Does the thought of having your teeth cleaned make your entire body tense with fear? Would you rather endure the agony of a toothache than step foot in a dentist’s office? You’re not alone. A lot of people are so phobic about going to the dentist that they prefer not to have any treatment.

For people who avoid dentists like the plague, sedation dentistry may take away some of their anxiety. Sedation can be used for everything from invasive procedures to a simple tooth cleaning. How it’s used depends on the severity of the fear.

At Valencia Dental Center, we provide minimal sedation for all procedures when requested or needed. We always want you to be relaxed and comfortable in our surroundings.

What Is Sedation Dentistry?

Sedation dentistry uses medication to help patients relax during dental procedures. It’s sometimes referred to as “sleep dentistry,” although that’s not entirely accurate. Patients are usually awake with the exception of those who are under general anesthesia.
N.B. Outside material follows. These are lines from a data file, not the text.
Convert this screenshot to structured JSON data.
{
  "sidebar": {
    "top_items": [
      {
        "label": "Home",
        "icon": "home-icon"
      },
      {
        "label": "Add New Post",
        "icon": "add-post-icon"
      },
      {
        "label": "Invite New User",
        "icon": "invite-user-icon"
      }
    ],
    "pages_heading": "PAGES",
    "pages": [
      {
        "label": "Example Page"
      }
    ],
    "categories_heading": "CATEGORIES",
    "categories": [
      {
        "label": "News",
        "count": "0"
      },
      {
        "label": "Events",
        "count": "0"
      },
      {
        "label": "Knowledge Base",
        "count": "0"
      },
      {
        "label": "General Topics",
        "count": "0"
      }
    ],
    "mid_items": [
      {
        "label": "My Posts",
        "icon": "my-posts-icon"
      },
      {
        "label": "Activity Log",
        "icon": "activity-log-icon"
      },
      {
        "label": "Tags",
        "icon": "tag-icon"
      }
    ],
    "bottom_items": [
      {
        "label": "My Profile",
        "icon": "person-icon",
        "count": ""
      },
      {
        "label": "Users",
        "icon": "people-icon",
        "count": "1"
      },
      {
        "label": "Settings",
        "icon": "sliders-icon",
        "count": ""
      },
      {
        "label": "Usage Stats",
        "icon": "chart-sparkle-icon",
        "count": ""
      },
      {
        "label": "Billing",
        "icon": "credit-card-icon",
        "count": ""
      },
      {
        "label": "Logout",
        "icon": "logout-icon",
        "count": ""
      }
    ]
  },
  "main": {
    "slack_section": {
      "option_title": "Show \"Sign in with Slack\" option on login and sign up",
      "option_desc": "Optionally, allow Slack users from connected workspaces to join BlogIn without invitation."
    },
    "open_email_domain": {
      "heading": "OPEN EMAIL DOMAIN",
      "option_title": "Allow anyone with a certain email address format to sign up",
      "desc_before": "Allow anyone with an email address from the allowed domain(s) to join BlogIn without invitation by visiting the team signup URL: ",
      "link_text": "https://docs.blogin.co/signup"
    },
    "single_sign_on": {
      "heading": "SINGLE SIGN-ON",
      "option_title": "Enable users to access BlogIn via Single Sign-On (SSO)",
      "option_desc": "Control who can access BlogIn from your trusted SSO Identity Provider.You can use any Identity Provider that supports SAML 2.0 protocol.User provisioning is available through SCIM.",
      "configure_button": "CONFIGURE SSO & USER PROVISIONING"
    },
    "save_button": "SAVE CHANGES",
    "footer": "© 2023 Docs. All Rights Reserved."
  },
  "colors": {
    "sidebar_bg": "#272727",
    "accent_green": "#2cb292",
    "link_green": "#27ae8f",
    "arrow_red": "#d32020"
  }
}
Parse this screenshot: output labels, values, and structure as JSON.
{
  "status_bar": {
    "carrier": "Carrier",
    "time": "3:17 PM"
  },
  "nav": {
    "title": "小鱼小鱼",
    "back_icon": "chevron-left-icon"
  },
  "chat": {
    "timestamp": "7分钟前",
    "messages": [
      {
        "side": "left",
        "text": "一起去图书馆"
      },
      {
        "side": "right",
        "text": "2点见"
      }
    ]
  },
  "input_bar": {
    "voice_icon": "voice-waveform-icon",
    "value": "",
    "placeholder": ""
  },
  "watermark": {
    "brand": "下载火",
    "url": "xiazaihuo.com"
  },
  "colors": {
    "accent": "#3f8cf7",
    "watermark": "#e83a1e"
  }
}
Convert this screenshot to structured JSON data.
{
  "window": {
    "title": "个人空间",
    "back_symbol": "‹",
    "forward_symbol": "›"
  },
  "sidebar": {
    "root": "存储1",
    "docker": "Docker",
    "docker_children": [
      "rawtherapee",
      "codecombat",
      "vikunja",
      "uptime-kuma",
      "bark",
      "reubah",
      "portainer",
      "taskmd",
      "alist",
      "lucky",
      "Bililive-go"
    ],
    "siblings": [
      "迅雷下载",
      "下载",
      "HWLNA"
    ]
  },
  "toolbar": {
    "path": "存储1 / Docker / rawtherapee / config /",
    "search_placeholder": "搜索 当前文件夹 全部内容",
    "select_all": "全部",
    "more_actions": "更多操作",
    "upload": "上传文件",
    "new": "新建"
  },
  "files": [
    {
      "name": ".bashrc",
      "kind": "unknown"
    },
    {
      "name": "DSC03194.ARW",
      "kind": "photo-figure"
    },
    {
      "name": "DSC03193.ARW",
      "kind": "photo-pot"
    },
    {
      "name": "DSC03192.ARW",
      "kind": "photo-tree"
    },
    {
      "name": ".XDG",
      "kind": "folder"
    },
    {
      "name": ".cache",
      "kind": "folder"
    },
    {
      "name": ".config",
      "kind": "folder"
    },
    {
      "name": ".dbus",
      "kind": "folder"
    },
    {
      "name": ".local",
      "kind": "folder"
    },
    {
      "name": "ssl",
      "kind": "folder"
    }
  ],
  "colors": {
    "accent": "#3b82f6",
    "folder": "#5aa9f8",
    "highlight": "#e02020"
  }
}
The levels of sedation used include:

  • Minimal sedation using Nitrous Oxide — you are awake but relaxed.
  • Moderate sedation (formerly called “conscious sedation”) — you may slur your words when speaking and not remember much of the procedure.
  • Deep sedation — you are on the edge of consciousness but can still be awakened.
  • General anesthesia — you are completely unconscious.

Sedation Methods

Local Anesthesia

Local Anesthesia numbs a specific area. It is typically delivered by injection or topically, and lasts for up to three hours following treatment. This is the most common form of anesthesia.

Inhalation Anesthesia

Nitrous oxide, also known as laughing gas, is the agent typically used for inhalation anesthesia. Combined with a local anesthesia, inhalation anesthesia enables patients to feel calm while experiencing little to no discomfort. The patient is able to respond and communicate during the procedure.

Oral Conscious Sedation By taking a benzodiazepine (such as Valium, Halcion, Xanax or Ativan) combined with a local anesthesia before treatment, patients feel significantly reduced anxiety and little to no discomfort. The expression “sleep dentistry” was coined a number of years ago for the practice of oral conscious sedation, but this term inaccurately suggests that patients are put to sleep through oral sedatives prior to treatment.

Intravenous Sedation

Intravenous (IV) sedation is another form of conscious sedation. Patients often have no recollection of the procedure and think that they have been asleep. The Dr. is able to communicate with a patient who consciously sedated intravenously. IV sedation is combined with a local anesthetic to block discomfort and maintain a feeling of relaxation.

General Anesthesia

In more complex surgeries, patients are put in a state of unconsciousness called general anesthesia. A combination of medications is used to induce unconsciousness, making a patient feel no pain during the procedure, and have no recollection of the operation. Another effect of general anesthesia is the relaxation of skeletal muscles. This is important for some operations.